Problem description: For the entries below, count the lines that contain the word "点点配置各种东西" and reply with that number only.

Given entries:
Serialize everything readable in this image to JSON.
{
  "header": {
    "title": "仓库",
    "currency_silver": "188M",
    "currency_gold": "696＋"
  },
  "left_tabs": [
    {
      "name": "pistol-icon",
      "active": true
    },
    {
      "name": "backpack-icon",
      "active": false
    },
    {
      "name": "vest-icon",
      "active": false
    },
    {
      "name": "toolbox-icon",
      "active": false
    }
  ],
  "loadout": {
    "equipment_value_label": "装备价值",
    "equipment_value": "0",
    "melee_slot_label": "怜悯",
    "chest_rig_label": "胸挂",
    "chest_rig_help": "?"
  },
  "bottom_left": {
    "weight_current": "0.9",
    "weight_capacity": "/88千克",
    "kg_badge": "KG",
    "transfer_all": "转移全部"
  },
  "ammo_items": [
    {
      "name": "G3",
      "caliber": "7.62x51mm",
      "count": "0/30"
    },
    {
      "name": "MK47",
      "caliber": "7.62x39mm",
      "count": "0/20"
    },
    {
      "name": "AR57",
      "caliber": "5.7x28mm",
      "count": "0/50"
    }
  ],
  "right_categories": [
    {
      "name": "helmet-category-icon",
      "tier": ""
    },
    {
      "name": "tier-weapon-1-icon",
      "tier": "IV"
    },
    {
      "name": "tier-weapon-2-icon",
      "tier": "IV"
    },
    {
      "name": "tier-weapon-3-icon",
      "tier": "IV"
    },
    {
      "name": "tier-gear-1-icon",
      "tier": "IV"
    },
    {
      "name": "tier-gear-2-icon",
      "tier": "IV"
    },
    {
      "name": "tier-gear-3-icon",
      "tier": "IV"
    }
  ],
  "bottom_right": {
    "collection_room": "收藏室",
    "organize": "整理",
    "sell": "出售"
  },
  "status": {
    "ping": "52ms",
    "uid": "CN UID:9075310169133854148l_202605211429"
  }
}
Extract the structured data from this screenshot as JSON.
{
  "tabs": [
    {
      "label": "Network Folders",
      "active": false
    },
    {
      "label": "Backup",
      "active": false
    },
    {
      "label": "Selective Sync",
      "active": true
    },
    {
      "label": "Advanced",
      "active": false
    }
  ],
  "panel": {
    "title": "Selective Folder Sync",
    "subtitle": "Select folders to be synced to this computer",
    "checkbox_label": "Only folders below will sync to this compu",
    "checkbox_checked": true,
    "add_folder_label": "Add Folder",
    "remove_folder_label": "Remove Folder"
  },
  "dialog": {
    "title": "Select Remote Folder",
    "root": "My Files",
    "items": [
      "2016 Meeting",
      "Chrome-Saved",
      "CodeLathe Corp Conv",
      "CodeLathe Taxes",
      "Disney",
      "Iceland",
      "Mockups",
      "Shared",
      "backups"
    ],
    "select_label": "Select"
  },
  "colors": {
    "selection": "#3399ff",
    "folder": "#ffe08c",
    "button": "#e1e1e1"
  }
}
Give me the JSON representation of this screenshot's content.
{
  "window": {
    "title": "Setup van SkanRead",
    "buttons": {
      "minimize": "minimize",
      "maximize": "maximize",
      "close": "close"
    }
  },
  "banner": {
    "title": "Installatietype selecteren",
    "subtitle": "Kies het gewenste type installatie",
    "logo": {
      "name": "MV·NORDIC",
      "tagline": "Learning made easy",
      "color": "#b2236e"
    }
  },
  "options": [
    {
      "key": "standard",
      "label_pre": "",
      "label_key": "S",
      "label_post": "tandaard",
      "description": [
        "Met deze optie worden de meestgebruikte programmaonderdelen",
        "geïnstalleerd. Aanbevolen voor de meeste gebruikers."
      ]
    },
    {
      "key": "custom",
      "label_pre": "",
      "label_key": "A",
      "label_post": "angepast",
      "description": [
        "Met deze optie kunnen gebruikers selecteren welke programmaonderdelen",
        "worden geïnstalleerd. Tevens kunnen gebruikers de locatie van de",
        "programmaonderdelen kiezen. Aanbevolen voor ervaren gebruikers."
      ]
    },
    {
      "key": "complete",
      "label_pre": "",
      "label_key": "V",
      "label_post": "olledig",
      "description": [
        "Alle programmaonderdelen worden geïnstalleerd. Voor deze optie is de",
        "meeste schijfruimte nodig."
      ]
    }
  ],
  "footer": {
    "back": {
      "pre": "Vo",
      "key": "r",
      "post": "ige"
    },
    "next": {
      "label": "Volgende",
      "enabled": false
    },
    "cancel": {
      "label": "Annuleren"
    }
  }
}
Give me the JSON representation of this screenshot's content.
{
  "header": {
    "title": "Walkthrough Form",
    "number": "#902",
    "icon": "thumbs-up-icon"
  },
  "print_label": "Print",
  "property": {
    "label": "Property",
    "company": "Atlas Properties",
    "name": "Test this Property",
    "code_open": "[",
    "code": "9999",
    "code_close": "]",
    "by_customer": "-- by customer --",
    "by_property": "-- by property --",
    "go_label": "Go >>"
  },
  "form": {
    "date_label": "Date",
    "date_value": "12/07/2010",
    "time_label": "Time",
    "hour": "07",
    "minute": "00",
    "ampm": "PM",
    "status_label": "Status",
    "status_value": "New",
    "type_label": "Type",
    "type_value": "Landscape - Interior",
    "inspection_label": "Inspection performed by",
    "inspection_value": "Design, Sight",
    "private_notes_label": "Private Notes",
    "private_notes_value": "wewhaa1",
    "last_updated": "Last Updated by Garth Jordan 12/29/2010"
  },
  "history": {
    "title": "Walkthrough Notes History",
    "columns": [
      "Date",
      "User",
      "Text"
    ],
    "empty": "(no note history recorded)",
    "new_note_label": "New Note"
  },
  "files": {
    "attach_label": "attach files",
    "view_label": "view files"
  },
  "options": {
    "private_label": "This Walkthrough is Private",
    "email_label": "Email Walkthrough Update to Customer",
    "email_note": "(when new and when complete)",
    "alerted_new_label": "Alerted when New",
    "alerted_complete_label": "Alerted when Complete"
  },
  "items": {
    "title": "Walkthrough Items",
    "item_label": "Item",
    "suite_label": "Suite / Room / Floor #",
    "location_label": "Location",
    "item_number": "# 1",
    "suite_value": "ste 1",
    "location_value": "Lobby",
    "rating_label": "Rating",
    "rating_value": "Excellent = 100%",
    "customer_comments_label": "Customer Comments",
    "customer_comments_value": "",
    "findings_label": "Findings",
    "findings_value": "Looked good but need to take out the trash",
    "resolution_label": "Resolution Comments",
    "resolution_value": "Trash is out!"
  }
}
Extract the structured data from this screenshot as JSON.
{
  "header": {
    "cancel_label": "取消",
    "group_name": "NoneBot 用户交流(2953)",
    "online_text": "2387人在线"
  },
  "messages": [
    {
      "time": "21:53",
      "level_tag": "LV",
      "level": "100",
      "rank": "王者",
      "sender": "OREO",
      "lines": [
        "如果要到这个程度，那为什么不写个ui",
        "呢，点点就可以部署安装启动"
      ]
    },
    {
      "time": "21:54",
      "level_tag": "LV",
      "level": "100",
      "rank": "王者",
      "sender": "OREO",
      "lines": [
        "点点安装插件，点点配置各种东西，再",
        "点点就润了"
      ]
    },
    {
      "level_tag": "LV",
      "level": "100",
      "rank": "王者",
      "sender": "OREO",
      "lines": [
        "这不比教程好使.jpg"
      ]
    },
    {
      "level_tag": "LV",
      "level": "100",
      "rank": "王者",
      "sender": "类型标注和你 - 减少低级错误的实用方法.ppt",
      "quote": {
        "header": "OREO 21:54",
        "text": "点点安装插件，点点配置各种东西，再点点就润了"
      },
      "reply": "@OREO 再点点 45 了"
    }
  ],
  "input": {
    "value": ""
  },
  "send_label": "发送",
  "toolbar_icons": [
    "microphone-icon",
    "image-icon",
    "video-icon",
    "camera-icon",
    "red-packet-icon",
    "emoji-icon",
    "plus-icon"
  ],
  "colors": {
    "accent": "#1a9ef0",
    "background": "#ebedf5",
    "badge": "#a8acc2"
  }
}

Answer space: 2